Over a 10-year period after a retirement savings plan is introduced, the analysis found, 15 states would save more than $100 million each. (Photo: iStock)

As states are increasingly looking at ways to reduce their Medicaid spending, a study says that a state-sponsored retirement plan could lead the way toward that goal.

The study from Segal Consulting, titled “State Retirement Savings Initiatives Do More than Enhance Retirement Security for Private Sector Workers,” found that whether states give individuals access to a retirement plan “marketplace” or create a path toward retirement savings some other way, there is “a positive correlation between increased retirement savings sufficient to remove a percentage of currently vulnerable households off the poverty rolls by the time they retire, and a reduction in Medicaid spending.”

In its analysis, Segal used data from Medicaid, savings rates and data by income level from the current census to estimate the impact of increased savings on Medicaid participation rates at retirement for the 50 states and District of Columbia.

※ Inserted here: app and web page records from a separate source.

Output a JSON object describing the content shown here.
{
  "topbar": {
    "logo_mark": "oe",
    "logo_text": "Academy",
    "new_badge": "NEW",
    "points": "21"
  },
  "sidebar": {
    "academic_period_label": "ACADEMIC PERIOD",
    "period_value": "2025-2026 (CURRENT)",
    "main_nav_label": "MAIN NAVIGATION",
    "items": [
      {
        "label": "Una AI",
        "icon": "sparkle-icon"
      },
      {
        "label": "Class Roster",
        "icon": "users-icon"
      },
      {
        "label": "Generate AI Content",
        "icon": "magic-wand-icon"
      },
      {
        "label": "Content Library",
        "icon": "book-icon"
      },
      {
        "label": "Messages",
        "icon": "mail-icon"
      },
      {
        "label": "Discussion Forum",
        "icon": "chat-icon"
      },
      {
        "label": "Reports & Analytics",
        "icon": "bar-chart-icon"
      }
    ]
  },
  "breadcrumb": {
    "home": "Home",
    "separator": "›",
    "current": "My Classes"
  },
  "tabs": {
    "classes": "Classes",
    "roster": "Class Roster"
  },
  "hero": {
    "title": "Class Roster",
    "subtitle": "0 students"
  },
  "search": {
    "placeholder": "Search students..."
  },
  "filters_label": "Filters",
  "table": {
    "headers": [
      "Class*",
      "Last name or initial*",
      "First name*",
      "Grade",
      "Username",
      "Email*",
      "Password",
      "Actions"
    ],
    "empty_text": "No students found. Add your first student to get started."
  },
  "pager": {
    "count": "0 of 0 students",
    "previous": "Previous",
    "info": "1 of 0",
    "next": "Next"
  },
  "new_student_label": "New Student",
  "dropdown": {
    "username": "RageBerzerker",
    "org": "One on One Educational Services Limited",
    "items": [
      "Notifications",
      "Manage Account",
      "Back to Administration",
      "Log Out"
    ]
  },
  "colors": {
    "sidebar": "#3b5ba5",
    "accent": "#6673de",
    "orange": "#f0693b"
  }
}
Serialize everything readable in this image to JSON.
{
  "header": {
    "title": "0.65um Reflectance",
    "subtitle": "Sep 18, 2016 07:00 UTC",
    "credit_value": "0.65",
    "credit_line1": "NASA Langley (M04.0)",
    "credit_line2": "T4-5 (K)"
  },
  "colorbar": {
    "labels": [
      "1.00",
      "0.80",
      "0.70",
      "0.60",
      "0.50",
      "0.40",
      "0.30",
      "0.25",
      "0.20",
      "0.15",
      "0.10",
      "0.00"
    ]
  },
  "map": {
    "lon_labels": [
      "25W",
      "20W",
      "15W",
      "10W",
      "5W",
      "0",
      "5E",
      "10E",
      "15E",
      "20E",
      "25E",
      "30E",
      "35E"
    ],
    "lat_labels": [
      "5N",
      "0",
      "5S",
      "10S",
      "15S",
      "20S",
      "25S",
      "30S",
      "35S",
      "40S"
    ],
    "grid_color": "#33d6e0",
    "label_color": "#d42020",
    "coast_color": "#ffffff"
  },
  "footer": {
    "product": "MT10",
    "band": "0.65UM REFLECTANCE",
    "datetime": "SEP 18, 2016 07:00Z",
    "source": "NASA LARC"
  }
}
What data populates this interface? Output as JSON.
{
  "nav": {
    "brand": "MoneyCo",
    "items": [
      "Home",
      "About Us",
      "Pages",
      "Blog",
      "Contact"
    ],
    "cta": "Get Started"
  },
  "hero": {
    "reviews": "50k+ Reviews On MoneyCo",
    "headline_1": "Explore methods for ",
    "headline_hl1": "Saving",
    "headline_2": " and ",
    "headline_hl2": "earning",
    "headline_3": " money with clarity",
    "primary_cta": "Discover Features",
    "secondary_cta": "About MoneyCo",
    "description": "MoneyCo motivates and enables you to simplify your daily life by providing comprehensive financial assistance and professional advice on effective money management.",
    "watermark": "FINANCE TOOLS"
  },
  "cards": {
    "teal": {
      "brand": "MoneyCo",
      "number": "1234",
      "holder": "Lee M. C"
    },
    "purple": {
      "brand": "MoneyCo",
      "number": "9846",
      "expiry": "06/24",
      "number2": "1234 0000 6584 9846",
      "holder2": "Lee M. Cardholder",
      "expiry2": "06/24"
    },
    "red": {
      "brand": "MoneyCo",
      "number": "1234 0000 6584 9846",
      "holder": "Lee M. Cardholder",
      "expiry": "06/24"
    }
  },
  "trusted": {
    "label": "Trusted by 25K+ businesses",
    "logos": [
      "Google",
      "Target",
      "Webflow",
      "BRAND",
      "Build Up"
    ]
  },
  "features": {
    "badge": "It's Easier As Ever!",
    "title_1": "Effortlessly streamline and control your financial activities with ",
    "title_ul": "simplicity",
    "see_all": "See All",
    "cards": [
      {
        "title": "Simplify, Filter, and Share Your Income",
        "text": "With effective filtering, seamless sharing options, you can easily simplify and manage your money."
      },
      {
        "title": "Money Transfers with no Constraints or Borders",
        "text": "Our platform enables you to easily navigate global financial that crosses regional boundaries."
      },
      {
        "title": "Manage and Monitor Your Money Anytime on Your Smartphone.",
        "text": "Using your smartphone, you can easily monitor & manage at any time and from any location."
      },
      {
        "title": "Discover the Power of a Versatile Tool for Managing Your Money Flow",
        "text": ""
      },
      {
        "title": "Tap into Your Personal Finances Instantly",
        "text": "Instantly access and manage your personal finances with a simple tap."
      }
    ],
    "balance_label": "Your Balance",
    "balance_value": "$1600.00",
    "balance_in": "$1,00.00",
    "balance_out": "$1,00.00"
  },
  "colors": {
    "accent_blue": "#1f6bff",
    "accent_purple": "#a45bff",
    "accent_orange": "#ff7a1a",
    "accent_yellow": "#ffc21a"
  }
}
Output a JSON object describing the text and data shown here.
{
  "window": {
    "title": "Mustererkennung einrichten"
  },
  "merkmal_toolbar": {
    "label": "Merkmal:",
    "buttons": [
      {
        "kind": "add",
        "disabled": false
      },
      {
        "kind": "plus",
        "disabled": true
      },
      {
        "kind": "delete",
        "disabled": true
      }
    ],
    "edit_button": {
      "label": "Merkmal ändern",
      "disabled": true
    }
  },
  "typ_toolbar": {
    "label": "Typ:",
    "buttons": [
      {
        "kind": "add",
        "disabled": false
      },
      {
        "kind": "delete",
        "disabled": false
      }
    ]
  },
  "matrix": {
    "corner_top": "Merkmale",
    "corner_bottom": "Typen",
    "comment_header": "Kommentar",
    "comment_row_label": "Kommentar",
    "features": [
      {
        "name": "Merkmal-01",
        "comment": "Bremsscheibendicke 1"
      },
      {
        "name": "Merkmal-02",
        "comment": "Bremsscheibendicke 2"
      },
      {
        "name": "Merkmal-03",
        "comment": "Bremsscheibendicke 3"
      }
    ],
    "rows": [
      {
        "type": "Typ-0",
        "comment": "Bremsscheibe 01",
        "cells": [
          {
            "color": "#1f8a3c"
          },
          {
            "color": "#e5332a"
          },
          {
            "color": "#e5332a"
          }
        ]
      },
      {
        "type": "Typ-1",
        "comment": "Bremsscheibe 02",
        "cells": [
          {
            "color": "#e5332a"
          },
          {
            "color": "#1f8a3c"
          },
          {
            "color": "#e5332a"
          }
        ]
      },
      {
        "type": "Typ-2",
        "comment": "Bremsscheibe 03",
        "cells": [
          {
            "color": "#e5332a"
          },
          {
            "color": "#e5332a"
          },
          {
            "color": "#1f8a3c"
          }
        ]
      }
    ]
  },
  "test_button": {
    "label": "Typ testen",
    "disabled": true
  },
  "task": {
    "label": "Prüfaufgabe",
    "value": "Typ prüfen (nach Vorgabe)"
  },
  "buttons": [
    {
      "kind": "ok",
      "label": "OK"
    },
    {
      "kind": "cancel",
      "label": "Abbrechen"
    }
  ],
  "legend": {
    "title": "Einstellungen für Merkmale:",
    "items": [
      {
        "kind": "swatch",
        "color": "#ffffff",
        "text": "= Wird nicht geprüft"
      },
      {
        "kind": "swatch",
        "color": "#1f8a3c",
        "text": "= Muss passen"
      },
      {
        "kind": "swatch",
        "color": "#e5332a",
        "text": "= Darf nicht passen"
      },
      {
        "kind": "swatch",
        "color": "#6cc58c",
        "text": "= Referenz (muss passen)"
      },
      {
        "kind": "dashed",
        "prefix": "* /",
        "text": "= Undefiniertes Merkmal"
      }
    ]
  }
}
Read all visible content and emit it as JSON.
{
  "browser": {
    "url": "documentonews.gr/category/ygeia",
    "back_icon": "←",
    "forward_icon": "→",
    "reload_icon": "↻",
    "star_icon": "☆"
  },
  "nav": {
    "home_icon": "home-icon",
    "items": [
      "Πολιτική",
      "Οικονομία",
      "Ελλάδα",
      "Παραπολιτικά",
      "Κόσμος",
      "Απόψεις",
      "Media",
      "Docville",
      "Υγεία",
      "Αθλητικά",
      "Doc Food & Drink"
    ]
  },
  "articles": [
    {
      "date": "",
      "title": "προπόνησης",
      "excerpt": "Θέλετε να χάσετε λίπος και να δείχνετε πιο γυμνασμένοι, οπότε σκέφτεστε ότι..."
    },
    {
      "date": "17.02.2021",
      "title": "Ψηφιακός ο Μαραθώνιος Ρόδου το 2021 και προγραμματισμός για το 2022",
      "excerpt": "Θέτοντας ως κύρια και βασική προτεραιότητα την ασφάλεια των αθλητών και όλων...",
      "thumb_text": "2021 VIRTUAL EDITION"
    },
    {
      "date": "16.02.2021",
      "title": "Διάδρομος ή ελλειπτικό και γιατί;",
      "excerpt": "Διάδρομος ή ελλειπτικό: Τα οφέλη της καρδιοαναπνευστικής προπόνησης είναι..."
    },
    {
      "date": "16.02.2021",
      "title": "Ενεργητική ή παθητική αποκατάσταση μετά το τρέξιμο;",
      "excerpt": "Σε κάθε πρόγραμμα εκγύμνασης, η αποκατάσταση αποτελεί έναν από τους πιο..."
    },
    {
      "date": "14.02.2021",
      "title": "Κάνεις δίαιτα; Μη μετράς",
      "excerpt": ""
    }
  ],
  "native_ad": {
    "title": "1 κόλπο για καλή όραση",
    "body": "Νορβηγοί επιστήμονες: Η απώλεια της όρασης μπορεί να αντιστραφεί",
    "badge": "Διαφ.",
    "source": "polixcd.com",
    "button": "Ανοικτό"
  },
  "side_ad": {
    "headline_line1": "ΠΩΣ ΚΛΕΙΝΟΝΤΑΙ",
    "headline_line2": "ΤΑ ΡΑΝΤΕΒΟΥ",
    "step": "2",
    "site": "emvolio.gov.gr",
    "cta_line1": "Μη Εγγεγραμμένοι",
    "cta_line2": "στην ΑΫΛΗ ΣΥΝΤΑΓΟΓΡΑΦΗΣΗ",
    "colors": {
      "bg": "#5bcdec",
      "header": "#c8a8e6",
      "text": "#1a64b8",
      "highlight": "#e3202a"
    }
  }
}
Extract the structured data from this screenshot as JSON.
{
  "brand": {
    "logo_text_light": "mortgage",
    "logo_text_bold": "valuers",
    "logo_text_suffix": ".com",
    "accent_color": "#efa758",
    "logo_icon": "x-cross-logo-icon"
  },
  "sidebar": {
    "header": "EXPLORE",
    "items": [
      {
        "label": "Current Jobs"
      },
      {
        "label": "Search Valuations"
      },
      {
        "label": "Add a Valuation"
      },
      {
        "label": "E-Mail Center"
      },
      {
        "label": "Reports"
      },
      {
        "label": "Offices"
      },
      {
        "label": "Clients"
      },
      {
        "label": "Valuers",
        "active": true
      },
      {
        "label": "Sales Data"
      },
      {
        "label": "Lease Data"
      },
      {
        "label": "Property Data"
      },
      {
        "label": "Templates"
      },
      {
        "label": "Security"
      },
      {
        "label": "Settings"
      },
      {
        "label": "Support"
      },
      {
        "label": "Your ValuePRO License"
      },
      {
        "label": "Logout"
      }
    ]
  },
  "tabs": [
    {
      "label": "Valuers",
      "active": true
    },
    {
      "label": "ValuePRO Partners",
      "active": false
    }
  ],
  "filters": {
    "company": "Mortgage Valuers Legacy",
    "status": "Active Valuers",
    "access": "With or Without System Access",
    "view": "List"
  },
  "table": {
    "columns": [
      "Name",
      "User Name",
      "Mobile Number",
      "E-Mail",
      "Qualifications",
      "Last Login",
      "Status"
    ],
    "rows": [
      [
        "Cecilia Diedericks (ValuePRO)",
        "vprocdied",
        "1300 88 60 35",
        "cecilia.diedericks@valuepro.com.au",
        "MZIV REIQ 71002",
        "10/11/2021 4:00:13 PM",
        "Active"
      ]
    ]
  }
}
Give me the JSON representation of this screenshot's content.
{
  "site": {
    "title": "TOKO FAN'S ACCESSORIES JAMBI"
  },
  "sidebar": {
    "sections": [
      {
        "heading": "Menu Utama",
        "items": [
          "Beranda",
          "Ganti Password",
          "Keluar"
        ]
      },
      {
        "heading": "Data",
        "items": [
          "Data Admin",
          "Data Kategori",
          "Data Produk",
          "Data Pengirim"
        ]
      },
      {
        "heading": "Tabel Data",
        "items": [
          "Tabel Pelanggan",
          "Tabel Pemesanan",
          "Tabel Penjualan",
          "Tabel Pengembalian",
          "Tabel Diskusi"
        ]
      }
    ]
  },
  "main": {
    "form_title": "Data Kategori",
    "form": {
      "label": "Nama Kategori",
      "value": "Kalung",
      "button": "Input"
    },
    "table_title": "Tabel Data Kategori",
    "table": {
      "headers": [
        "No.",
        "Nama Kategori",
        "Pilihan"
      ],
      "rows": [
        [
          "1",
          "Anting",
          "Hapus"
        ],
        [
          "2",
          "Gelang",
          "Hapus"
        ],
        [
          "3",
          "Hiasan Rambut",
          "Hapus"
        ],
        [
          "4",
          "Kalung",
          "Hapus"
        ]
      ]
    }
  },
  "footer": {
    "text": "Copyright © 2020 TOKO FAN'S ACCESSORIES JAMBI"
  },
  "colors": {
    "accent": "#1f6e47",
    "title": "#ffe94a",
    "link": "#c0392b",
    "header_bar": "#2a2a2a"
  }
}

Over a 10-year period after a retirement savings plan is introduced, the analysis found, 15 states would save more than $100 million each, with total projected savings if available in all states approaching $5 billion in the first 10 years.

Because it takes time to fully implement a successful retirement plan, the effect is gradual; however, the impact on the percentage of households that retire poor enough to be eligible for Medicaid is effective.

The analysis assumed that such a retirement program would begin with a 1 percent reduction in Medicaid spending for workers aged 64, thus retiring the following year, and “grading up” to 5 percent for workers aged 60 and retiring in 5 years. Over time, as workers’ account balances grow, the potential for savings on state Medicaid spending increases exponentially.

Considerations in launching a retirement savings program that could affect Medicaid savings are whether participation in such a plan would be mandatory; whether employees can opt out; whether the annual contribution rate will increase over time; and how, and how often, individuals will be informed about the benefits of participation.

In California alone, the study said, the potential number of eligible workers is estimated at 6.8 million.